*WHAT TO WORK ON*.
The lines below that include the word "this" are to be reported.

++++ GIVEN ENTRIES

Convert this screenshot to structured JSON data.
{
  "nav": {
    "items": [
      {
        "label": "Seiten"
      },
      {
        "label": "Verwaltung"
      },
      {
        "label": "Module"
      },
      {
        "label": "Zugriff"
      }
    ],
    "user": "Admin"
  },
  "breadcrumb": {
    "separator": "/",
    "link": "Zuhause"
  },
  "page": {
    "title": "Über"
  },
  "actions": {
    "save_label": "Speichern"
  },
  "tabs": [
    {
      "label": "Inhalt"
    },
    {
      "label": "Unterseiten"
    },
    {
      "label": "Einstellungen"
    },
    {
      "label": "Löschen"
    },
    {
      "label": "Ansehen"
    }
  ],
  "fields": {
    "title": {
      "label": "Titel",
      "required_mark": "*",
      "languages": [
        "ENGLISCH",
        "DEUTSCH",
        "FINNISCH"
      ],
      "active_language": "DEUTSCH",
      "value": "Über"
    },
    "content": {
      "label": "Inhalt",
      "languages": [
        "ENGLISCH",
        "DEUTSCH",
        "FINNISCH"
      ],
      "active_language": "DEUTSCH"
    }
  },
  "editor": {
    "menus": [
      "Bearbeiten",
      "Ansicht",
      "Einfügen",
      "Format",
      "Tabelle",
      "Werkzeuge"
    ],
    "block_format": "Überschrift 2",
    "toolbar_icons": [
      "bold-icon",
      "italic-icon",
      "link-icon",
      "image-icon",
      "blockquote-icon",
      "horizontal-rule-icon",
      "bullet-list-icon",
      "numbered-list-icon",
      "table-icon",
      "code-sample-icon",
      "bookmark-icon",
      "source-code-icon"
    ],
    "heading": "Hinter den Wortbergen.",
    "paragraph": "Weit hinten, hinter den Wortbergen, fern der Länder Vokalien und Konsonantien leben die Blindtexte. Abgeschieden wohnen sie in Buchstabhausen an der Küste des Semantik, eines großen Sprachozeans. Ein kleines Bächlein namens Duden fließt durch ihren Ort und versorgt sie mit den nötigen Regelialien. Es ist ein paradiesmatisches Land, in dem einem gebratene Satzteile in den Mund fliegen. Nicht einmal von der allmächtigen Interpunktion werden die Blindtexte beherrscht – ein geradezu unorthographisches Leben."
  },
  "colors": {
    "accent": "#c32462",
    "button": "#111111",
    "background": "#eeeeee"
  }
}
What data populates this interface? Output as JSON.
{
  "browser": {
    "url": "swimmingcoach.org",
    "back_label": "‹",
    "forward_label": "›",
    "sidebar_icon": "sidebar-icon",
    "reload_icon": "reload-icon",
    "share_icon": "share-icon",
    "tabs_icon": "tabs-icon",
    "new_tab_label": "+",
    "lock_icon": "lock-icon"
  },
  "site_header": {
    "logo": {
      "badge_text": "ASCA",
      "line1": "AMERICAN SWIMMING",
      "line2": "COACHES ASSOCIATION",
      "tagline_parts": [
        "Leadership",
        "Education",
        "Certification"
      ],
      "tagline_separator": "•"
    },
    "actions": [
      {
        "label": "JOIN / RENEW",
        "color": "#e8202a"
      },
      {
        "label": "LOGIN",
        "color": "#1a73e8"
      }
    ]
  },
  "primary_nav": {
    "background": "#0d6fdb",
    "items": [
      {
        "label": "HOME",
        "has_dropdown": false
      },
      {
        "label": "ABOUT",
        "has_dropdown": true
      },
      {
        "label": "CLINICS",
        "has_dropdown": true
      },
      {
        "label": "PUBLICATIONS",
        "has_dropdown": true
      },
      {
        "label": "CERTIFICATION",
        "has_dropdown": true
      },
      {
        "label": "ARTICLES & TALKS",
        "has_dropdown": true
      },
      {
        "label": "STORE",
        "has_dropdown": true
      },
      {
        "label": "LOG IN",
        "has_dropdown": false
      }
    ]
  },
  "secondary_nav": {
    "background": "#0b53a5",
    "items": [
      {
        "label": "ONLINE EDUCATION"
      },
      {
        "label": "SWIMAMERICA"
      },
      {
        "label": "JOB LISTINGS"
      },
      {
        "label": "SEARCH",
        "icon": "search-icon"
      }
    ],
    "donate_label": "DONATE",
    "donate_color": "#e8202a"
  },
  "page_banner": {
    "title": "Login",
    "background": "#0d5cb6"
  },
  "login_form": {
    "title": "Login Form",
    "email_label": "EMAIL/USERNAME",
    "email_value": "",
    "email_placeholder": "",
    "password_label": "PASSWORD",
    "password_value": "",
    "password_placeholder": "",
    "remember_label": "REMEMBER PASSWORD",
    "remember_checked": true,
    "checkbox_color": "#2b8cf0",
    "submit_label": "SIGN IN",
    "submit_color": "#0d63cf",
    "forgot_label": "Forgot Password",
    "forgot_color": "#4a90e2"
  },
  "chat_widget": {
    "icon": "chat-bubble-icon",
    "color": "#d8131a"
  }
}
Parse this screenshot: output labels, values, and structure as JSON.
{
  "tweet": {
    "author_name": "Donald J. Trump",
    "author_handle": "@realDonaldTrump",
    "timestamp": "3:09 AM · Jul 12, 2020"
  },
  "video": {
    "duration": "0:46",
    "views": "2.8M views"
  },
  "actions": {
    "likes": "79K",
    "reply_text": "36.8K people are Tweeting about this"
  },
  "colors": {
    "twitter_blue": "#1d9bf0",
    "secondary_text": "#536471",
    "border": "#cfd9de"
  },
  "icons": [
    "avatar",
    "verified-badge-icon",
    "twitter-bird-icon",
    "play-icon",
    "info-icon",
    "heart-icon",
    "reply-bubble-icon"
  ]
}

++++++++

*ANSWER BOX*.
Convert this screenshot to structured JSON data.
What data populates this interface? Output as JSON.
Parse this screenshot: output labels, values, and structure as JSON.
    "reply_text": "36.8K people are Tweeting about this"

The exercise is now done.